We are lucky that the village where we live has a lovely primary school that has a very good reputation and every year they hold a Duck Race – a fundraising event for the school.  I’ve actually been blogging about the event for years in my old blog, even before T was born and always participated by purchasing plastic ducks.  We never won of course.  Little did we know that in the years to come, we would have a little girl who would someday go to that lovely school.

So two sundays ago, down we plodded to the village with T and her best friend F (his parents volunteered to handle the playschool booth).  The weather was great and we all had such a lovely time.

The event started off with a funny magic show and a talent show that showcased the lovely students of the Boscastle Primary School.
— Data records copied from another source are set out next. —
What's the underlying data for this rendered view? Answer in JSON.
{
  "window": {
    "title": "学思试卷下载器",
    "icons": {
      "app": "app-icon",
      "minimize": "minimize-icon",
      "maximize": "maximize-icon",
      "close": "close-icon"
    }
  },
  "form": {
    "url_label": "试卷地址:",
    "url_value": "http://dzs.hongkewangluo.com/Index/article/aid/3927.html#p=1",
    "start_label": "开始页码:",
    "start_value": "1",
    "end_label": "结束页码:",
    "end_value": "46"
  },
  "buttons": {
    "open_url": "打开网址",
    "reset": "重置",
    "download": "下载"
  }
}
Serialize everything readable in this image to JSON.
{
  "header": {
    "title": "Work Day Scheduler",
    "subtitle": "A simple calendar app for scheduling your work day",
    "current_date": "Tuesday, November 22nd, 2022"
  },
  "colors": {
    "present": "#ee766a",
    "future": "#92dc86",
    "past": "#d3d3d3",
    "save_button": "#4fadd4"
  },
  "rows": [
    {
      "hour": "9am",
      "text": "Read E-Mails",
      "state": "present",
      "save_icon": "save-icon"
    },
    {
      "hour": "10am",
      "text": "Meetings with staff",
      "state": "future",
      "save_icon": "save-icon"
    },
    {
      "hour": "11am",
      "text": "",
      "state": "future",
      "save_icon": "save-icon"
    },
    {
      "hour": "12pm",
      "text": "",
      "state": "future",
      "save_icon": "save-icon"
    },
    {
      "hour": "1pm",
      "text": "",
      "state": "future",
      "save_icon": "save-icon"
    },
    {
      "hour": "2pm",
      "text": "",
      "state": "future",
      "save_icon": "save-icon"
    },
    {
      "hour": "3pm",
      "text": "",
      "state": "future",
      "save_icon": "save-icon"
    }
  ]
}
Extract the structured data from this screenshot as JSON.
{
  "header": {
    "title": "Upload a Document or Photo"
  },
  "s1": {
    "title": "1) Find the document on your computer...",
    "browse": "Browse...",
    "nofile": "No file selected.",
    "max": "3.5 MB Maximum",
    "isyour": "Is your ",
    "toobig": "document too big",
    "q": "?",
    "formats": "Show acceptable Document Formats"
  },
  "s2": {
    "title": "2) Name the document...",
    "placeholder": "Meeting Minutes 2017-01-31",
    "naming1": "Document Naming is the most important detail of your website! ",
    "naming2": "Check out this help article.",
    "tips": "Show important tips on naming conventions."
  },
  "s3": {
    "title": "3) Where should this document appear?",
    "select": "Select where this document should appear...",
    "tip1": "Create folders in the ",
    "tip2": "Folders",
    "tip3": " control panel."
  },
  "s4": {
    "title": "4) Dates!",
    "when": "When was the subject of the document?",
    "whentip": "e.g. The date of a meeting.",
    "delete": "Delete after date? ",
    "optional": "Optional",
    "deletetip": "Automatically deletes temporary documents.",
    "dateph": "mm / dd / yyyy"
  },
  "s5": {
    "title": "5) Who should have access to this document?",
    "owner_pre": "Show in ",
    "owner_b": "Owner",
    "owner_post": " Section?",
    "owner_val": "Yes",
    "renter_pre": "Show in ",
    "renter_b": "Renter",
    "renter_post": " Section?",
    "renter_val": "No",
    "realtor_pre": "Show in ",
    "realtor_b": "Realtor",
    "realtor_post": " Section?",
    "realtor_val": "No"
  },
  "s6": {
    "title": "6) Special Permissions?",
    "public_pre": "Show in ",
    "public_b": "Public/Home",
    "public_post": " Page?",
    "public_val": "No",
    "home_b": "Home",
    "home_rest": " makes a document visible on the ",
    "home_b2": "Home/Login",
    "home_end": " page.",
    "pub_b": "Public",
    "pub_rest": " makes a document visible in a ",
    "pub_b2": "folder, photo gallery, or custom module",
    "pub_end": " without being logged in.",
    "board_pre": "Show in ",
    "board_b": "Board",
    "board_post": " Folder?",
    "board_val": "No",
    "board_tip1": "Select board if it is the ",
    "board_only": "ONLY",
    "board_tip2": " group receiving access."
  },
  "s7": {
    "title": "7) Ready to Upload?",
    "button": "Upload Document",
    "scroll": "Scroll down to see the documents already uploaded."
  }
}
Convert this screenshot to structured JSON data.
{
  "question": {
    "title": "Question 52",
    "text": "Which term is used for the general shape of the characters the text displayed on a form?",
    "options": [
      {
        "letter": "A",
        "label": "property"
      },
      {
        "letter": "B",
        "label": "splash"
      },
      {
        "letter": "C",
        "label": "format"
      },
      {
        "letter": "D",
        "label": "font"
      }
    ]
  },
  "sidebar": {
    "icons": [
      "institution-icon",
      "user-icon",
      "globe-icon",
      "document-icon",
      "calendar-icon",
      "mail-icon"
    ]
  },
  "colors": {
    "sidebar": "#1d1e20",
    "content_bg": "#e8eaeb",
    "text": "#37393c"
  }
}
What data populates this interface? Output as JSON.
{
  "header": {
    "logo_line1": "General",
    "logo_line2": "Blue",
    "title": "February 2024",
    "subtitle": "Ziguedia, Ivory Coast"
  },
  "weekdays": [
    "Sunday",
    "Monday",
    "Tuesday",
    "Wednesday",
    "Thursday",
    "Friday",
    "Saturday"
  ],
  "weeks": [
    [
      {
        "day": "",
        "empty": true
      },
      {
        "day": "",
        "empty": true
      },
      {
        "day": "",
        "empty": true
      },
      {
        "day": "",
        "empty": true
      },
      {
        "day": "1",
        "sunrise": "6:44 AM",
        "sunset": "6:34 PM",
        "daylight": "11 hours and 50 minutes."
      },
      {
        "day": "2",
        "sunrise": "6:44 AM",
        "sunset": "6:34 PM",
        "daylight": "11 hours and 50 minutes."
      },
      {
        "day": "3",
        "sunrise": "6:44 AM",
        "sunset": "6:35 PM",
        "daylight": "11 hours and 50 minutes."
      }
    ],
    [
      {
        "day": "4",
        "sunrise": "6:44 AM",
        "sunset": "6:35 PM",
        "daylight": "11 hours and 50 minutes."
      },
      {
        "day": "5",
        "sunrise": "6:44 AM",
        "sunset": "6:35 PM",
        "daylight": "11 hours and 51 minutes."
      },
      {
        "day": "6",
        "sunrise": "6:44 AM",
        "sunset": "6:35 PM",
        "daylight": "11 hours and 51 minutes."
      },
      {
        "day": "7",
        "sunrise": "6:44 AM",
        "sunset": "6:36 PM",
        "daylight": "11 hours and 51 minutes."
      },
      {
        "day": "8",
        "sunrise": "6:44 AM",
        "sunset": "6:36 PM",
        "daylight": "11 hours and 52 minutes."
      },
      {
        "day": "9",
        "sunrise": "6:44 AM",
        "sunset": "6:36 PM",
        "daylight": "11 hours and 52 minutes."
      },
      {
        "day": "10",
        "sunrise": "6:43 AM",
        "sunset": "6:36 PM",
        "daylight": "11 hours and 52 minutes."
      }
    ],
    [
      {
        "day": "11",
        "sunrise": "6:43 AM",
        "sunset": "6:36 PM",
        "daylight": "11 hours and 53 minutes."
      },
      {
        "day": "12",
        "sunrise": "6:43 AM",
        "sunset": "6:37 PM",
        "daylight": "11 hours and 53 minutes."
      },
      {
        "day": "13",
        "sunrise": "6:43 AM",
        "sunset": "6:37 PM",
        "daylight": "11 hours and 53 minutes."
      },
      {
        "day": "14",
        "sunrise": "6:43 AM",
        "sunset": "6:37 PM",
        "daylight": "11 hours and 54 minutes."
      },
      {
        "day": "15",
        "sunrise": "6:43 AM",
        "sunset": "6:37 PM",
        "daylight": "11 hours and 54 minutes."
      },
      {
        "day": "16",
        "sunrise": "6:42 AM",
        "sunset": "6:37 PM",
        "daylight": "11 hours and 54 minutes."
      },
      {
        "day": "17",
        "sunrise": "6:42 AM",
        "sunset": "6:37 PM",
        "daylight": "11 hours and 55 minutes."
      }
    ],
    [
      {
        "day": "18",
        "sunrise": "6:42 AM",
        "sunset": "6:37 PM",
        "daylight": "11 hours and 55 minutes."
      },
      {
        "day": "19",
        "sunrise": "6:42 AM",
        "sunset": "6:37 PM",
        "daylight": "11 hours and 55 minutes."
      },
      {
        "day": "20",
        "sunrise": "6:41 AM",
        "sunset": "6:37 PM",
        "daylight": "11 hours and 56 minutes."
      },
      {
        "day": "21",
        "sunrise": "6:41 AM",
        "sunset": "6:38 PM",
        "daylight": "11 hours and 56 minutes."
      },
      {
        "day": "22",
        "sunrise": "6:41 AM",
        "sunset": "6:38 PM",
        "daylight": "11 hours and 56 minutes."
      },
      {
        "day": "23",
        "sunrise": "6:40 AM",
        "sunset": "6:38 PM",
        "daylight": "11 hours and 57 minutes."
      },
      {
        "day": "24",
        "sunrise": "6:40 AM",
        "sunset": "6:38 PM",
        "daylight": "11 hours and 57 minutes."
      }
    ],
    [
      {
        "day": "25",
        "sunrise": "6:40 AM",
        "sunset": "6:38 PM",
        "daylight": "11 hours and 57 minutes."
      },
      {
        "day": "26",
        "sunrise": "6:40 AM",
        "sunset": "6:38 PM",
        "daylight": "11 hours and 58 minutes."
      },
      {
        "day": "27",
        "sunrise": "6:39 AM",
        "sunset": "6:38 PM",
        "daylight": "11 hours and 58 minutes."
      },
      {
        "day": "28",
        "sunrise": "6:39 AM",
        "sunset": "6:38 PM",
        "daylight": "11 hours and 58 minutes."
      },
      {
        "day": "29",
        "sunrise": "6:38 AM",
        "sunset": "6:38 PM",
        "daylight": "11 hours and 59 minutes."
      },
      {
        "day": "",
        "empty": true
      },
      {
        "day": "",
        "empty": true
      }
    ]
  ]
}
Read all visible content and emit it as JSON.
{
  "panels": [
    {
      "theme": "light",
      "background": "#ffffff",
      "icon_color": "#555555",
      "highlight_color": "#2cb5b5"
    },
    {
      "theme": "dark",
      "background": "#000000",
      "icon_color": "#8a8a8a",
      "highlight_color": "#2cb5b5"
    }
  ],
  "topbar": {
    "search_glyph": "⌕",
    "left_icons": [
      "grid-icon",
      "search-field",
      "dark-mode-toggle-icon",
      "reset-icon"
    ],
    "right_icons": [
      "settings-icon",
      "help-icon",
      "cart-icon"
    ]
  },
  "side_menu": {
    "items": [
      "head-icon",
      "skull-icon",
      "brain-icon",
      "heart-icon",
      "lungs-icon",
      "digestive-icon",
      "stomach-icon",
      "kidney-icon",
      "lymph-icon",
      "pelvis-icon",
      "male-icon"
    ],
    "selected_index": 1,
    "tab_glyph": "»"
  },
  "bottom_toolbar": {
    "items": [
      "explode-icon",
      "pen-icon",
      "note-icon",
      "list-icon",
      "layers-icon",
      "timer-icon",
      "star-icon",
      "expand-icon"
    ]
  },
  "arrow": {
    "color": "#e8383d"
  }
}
There were kids who sang individually and as a group. There were also kids who played the strings and of course, what’s a talent show without any dance numbers?

My husband and I were really impressed with the event.  Everyone was present to give support, from the kids who participated, to the parents and classmates who were present in the crowd to give applause to their fellow students.  Of course, there were also locals (like us) and tourists too.

Our favourite human-fruit machine was also present, face-painting, a bouncy castle, a skittles alley and numerous booths that sold cakes and other food, drinks, as well as other stuff.

T and F thoroughly enjoyed the event and they both had their faces painted for the first time.  When asked what she wanted, T quickly chose a pig face (because it was pink) and F had a tiger face.

After all that, we chose a spot by the river to await the major event – the duck race!

There was no sign of T’s ducks, nor of F’s ducks in the finish line, someday we hope to be able to purchase a duck that will win the race for us.

I’m happy to report that no ducks were harmed during the race.

And this little piggy ran happily all the way home.

What have you been doing in this Lovely Sunshine …

especially for those  of you who like us live in a place where it could be a bit of a rarity like old Blighty?  Not anymore, folks! The beautiful sunshine seems here to stay for err… a bit.  See for yourself:

Apparently it was so hot in the center court in Wimbledon (where Andy Murray made history and won the much coveted cup yesterday.  Well done!) – the thermometer there read 40 degrees!

Here in our little village, we were out and enjoying ourselves in the annual Boscastle Duck race.  Would love to write more about the event, but I’ll have to pass for now because we’ve been summoned to the beach!  We are bringing the BBQ and Pimms.  See you there!

A Whinge-less Post

After my last entry, I’m happy to report that the weather has improved and temperature has dropped.  In fact since the sun was up, it was actually possible to have a meal outside, wearing only a light cardigan.  T even refused to wear hers and was playing around with her friends in her shorts and a long-sleeved shirt.

T with her friends.

Yes, the day was glorious, so we had breakfast out with some friends and their kids at our favourite hang-out, the Boscastle Farm shop as mentioned here.  That’s another thing worth mentioning about the English weather – unpredictable.  One minute it’s cold, dreary and dreadful.  The next, it’s sunshiny and absolutely lovely.

I had the full English breakfast which as you see consists of two eggs, bacon, sausage, fried potatoes, tomato, mushrooms and two pieces of toast.  Yummy!  The food in the farm shop all comes from local produce which makes the meals even more special.  If you’re in the area, come and visit!

T with her best-friend enjoying the sun.

Of course, this won’t last, but the trick there is to make the most of the good sunshiny weather when it’s there.